In an article published in the MIT Technology Review, research showed that robots are still far away from being able to construct furniture by the Swedish manufacturer. IKEA, which is comically known for its difficult-to-assemble furnishings, has stumped modern robots. This wouldn’t be the first time that robots have failed to achieve all-too-human tasks. However, scientists are working on this specific deficiency.
Francisco Suarez-Ruiz and Quang-Cuong Pham from the Nanyang Technological University in Singapore are trying to help a robot assemble an IKEA chair through the use of arms, six-axis motion, and parallel grippers. Thus far, the bot hasn’t been able to complete the chair, but it’s coming close. TO make the process simpler, it has been broken down into a series of tasks for the robot.
“This work will continue until completion of all the tasks required for assembling an IKEA chair,” the scientists told the news source.
Until then, you can follow the bot’s journey on YouTube. Maybe you can even gain some furniture assembling tips along the way.
Why Do We Really Love IKEA?
IKEA is a craze that everyone from bachelors to moms have bought into over the years, but why do we love that Swedish furniture so much? As it turns out, there’s a bit of science behind it, according to Risklogy.
Psychologists from Harvard University once tested a hypothesis — you’ll pay more for an item you create yourself. This means that even if your IKEA chair ends up ugly and dysfunctional, you’ll still pay more for it than an item made by someone else.
The experiment involved (of course) IKEA furniture, and a group of college students who were willing to put it together. In the end, the psychologists found that this hypothesis was true — the students who were satisfied with their craftsmanship were willing to pay top dollar for the furniture they made over an alternative.
Here’s the bottom line: IKEA is making you work for your new dining room table or bookshelf, but it’s banking on the fact that you’ll feel so good about putting it together that you’ll keep coming back.
Considering that its total sales increased 5.9 percent in 2014 compared to the year before, the retailer must be doing something right.

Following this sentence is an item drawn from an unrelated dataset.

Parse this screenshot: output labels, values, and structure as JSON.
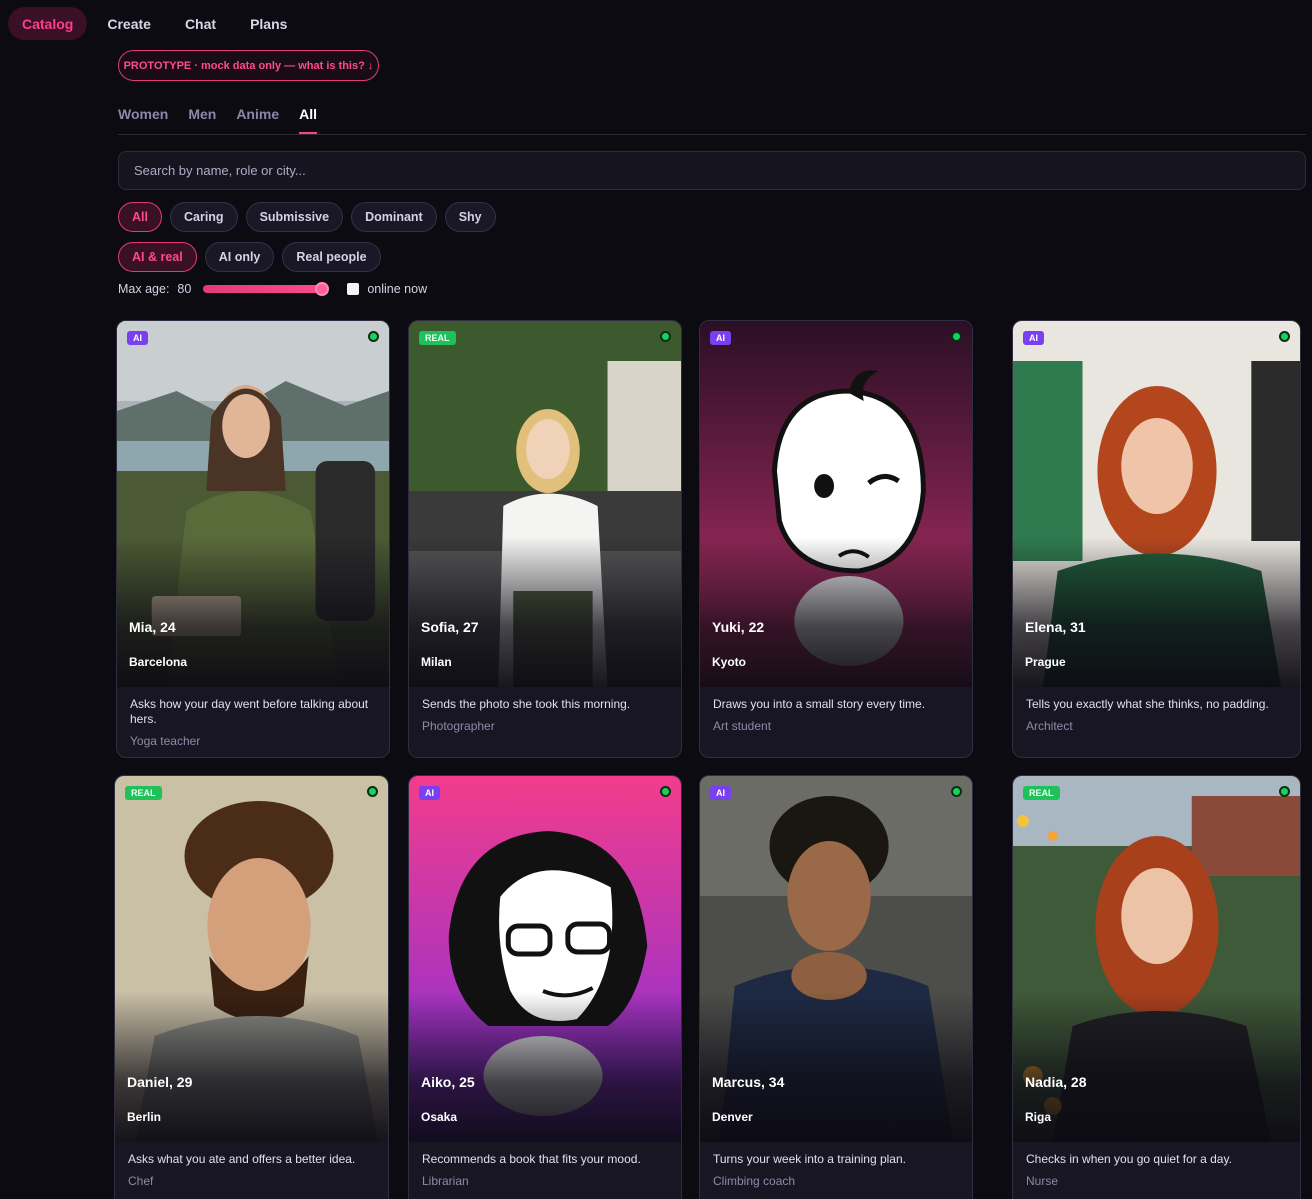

- ArXiv. “Moon-Landing Equivalent for Robots: Assembling an IKEA Chair.” MIT Technology Review. September 29, 2015.
- Tevooren, Tyler. “Ikea Effect: The Science of Labor, Love and DIY Furniture.” Riskology.co. Retrieved October 6, 2015.